4. Formerly known as Victor Verster Prison, Drakenstein Correctional Centre in Paarl is where Nelson Mandela spent his final months of imprisonment. In Nelson Mandela’s honour, Drakenstein Correctional Centre houses outreach exhibitions and a bronze statue of the former president at the Mandela House Museum.
5. Table Mountain is Cape Town’s most iconic landmark. Former President Nelson Mandela said in 1998, “During the many years of incarceration on Robben Island, we often looked across Table Bay at the magnificent silhouette of Table Mountain. To us on Robben Island, Table Mountain was a beacon of hope. It represented the mainland to which we knew we would one day return."
6. Nelson Mandela routinely appeared in Parliament as the President of South Africa from 1994 to 1999. It was here in February 1990 that Former President F.W. De Klerk announced the release of Nelson Mandela. Former President Nelson Mandela made his first and last State of the Nation addresses in the National Assembly at parliament
7. St. George’s Cathedral is the oldest cathedral in South Africa. It played a key role in the resistance against apartheid by hosting peaceful demonstrations and mass protests, and has always welcomed all races. In 1989, on September 13th, more than 30 000 people from all walks of Cape Town life were led from St. Georges Cathedral to the Grand Parade in a mass anti-apartheid demonstration. It’s most famous, and most vocal, leader was Archbishop Desmond Tutu.
8. The District Six Museum revives the history of a vibrant community that was forcibly removed to the city’s periphery during apartheid. This heart-breaking story is also one of rich cultural tradition that has survived against the odds.

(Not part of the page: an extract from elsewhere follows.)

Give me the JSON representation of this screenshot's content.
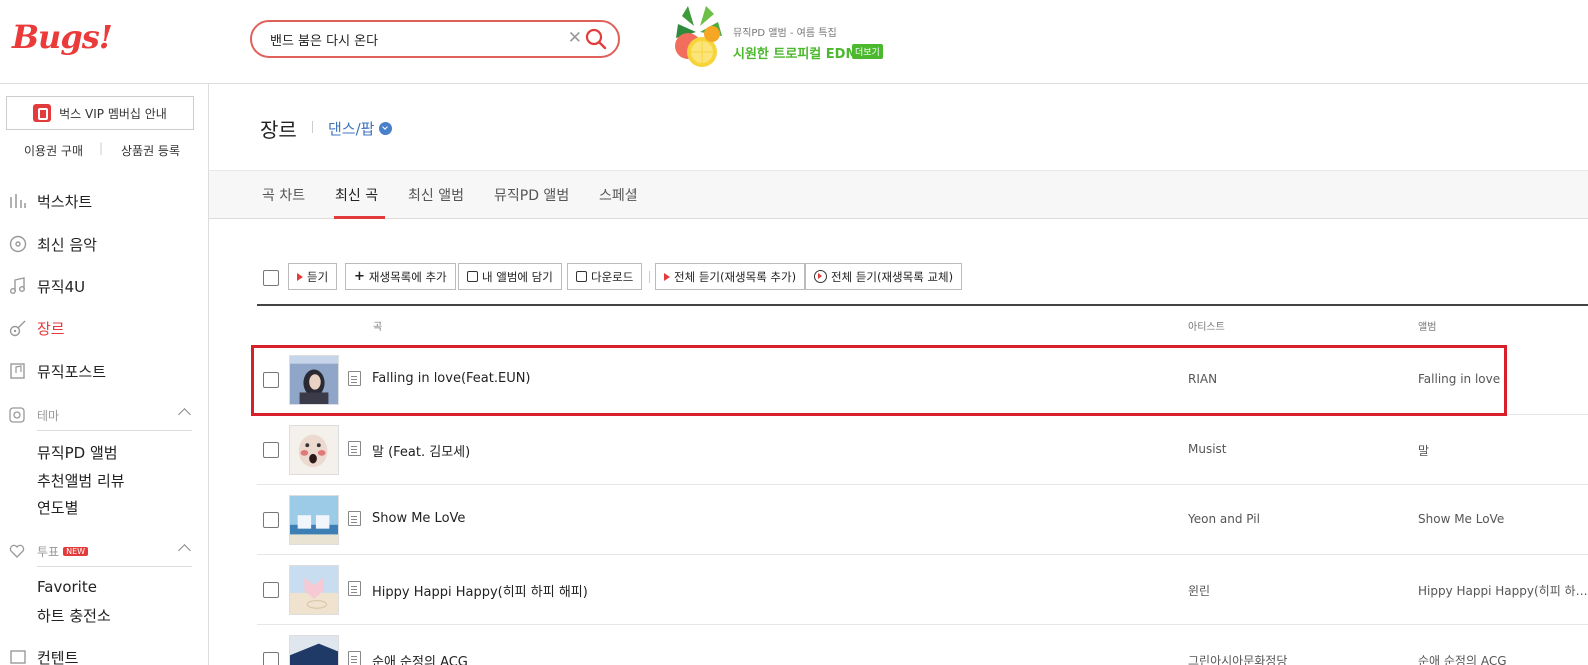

9. The Langa Cultural Heritage Precinct is a heritage site in the Langa Township and is made up of the Guga S’thebe cultural centre, the Old Pass Office Museum and the old Post Office building. Here visitors can buy from local crafters and explore, and sometimes see concerts. The word ‘isithebe’ means to share a meal – suggesting that the space is one where communities can gather.
10. The University of Cape Town (UCT) is the oldest university in South Africa. During the apartheid era UCT students regularly opposed apartheid both academically and physically, through student demonstrations, protests and academic challenges.
Cape Town honours the contribution that Nelson Mandela made to the symbolism of a post-apartheid South Africa and applauds all that he has done for the Rainbow Nation; however, the city also appreciates many unsung heroes like Imam Haroon and Cissie Gool, as well as its lesser known freedom attractions such as the Langa Pass Museum.
For more information on attractions and tours visit Cape Town Tourism’s website, www.capetown.travel.
Released for Cape Town Tourism by Rabbit in a Hat Communications, Tammy White, +27 21 671 2640, +27 73 202 5041, firstname.lastname@example.org.